__TASK BRIEF__: Leave every image out, and print the remaining lines below exactly.

__TASK DATA__:
========

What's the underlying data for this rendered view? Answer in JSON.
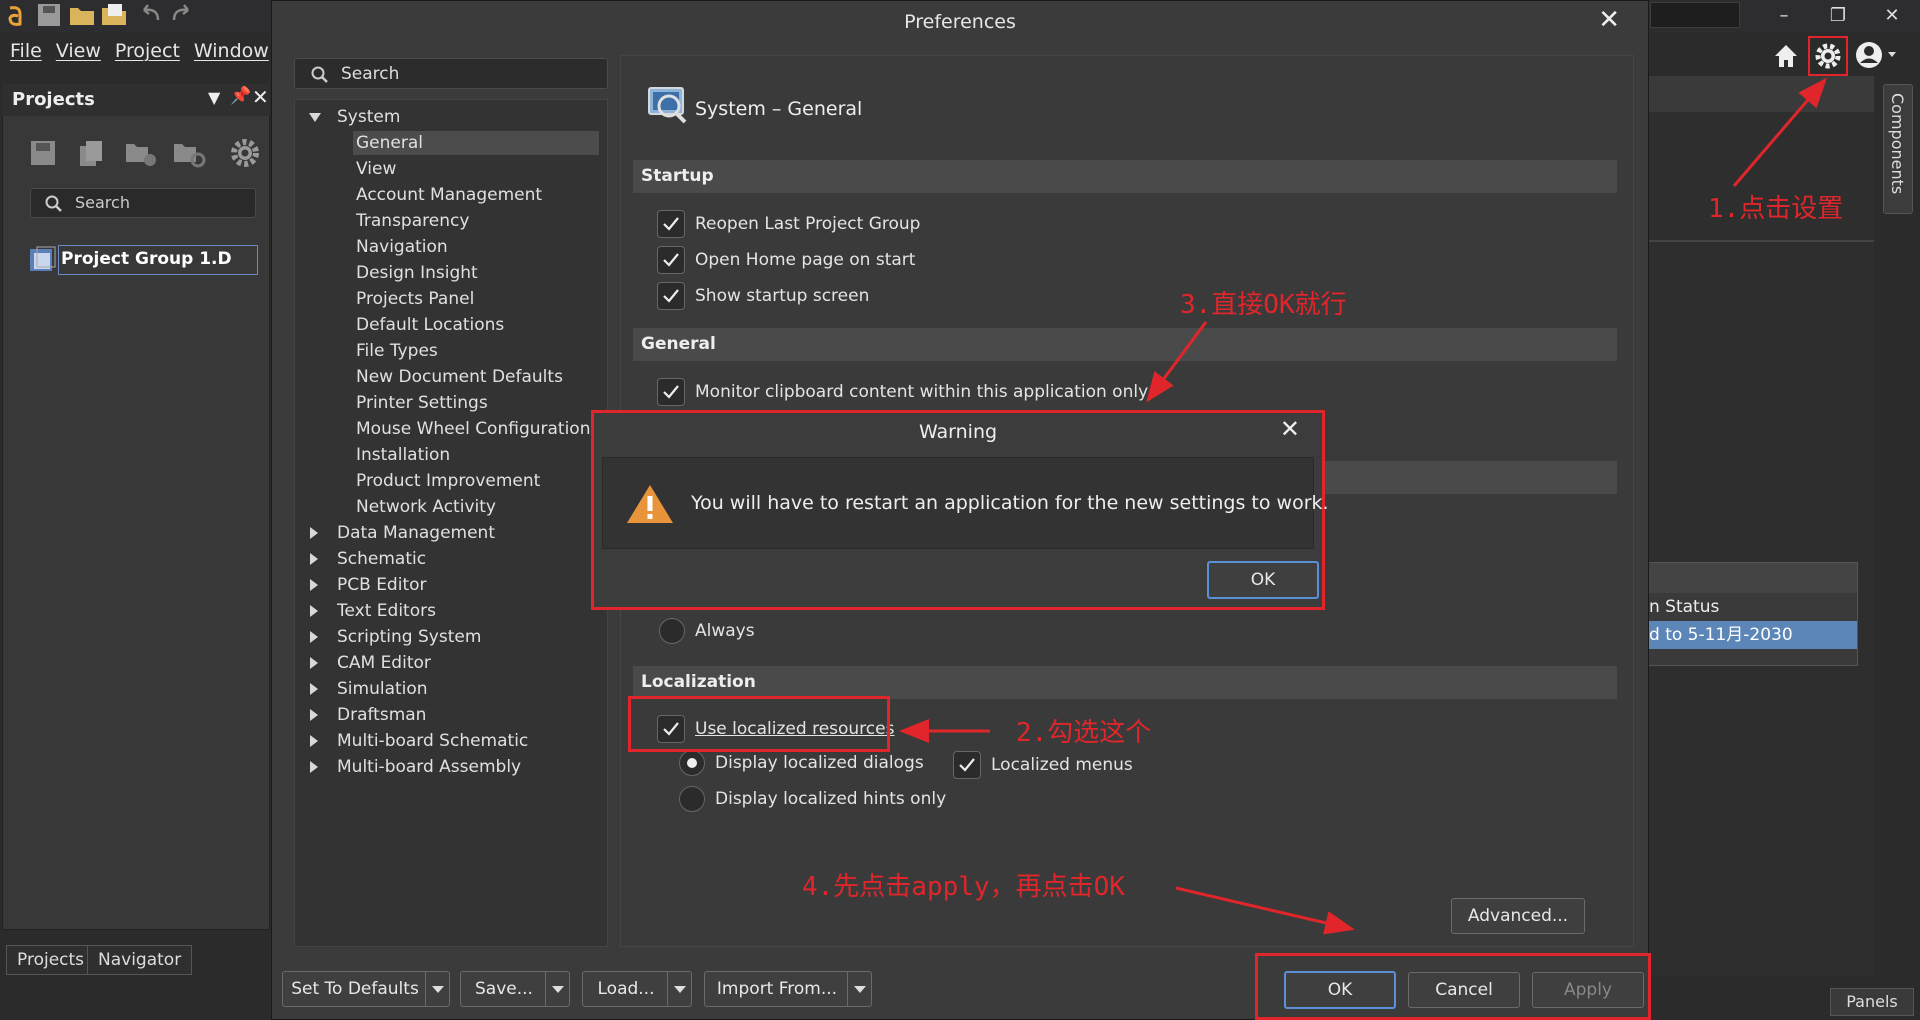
{
  "app": {
    "menu": [
      "File",
      "View",
      "Project",
      "Window"
    ],
    "projects_panel": {
      "title": "Projects",
      "search_placeholder": "Search",
      "project_item": "Project Group 1.D",
      "tabs": [
        "Projects",
        "Navigator"
      ]
    },
    "components_tab": "Components",
    "status_table": {
      "header": "n Status",
      "row": "d to 5-11月-2030"
    },
    "panels_button": "Panels"
  },
  "preferences": {
    "title": "Preferences",
    "search_placeholder": "Search",
    "tree": {
      "system": "System",
      "system_children": [
        "General",
        "View",
        "Account Management",
        "Transparency",
        "Navigation",
        "Design Insight",
        "Projects Panel",
        "Default Locations",
        "File Types",
        "New Document Defaults",
        "Printer Settings",
        "Mouse Wheel Configuration",
        "Installation",
        "Product Improvement",
        "Network Activity"
      ],
      "selected": "General",
      "groups": [
        "Data Management",
        "Schematic",
        "PCB Editor",
        "Text Editors",
        "Scripting System",
        "CAM Editor",
        "Simulation",
        "Draftsman",
        "Multi-board Schematic",
        "Multi-board Assembly"
      ]
    },
    "page_title": "System – General",
    "sections": {
      "startup": "Startup",
      "general": "General",
      "localization": "Localization"
    },
    "startup_options": [
      {
        "label": "Reopen Last Project Group",
        "checked": true
      },
      {
        "label": "Open Home page on start",
        "checked": true
      },
      {
        "label": "Show startup screen",
        "checked": true
      }
    ],
    "general_options": [
      {
        "label": "Monitor clipboard content within this application only",
        "checked": true
      }
    ],
    "always_radio": "Always",
    "localization": {
      "use_localized": {
        "label": "Use localized resources",
        "checked": true
      },
      "display_dialogs": {
        "label": "Display localized dialogs",
        "selected": true
      },
      "display_hints": {
        "label": "Display localized hints only",
        "selected": false
      },
      "localized_menus": {
        "label": "Localized menus",
        "checked": true
      }
    },
    "advanced_button": "Advanced...",
    "bottom_buttons": {
      "set_defaults": "Set To Defaults",
      "save": "Save...",
      "load": "Load...",
      "import": "Import From...",
      "ok": "OK",
      "cancel": "Cancel",
      "apply": "Apply"
    }
  },
  "warning": {
    "title": "Warning",
    "message": "You will have to restart an application for the new settings to work.",
    "ok": "OK"
  },
  "annotations": {
    "step1": "1.点击设置",
    "step2": "2.勾选这个",
    "step3": "3.直接OK就行",
    "step4": "4.先点击apply，再点击OK",
    "color": "#e0262b"
  }
}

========

__RESPONSE BOX__:
What's the underlying data for this rendered view? Answer in JSON.
{
  "app": {
    "menu": [
      "File",
      "View",
      "Project",
      "Window"
    ],
    "projects_panel": {
      "title": "Projects",
      "search_placeholder": "Search",
      "project_item": "Project Group 1.D",
      "tabs": [
        "Projects",
        "Navigator"
      ]
    },
    "components_tab": "Components",
    "status_table": {
      "header": "n Status",
      "row": "d to 5-11月-2030"
    },
    "panels_button": "Panels"
  },
  "preferences": {
    "title": "Preferences",
    "search_placeholder": "Search",
    "tree": {
      "system": "System",
      "system_children": [
        "General",
        "View",
        "Account Management",
        "Transparency",
        "Navigation",
        "Design Insight",
        "Projects Panel",
        "Default Locations",
        "File Types",
        "New Document Defaults",
        "Printer Settings",
        "Mouse Wheel Configuration",
        "Installation",
        "Product Improvement",
        "Network Activity"
      ],
      "selected": "General",
      "groups": [
        "Data Management",
        "Schematic",
        "PCB Editor",
        "Text Editors",
        "Scripting System",
        "CAM Editor",
        "Simulation",
        "Draftsman",
        "Multi-board Schematic",
        "Multi-board Assembly"
      ]
    },
    "page_title": "System – General",
    "sections": {
      "startup": "Startup",
      "general": "General",
      "localization": "Localization"
    },
    "startup_options": [
      {
        "label": "Reopen Last Project Group",
        "checked": true
      },
      {
        "label": "Open Home page on start",
        "checked": true
      },
      {
        "label": "Show startup screen",
        "checked": true
      }
    ],
    "general_options": [
      {
        "label": "Monitor clipboard content within this application only",
        "checked": true
      }
    ],
    "always_radio": "Always",
    "localization": {
      "use_localized": {
        "label": "Use localized resources",
        "checked": true
      },
      "display_dialogs": {
        "label": "Display localized dialogs",
        "selected": true
      },
      "display_hints": {
        "label": "Display localized hints only",
        "selected": false
      },
      "localized_menus": {
        "label": "Localized menus",
        "checked": true
      }
    },
    "advanced_button": "Advanced...",
    "bottom_buttons": {
      "set_defaults": "Set To Defaults",
      "save": "Save...",
      "load": "Load...",
      "import": "Import From...",
      "ok": "OK",
      "cancel": "Cancel",
      "apply": "Apply"
    }
  },
  "warning": {
    "title": "Warning",
    "message": "You will have to restart an application for the new settings to work.",
    "ok": "OK"
  },
  "annotations": {
    "step1": "1.点击设置",
    "step2": "2.勾选这个",
    "step3": "3.直接OK就行",
    "step4": "4.先点击apply，再点击OK",
    "color": "#e0262b"
  }
}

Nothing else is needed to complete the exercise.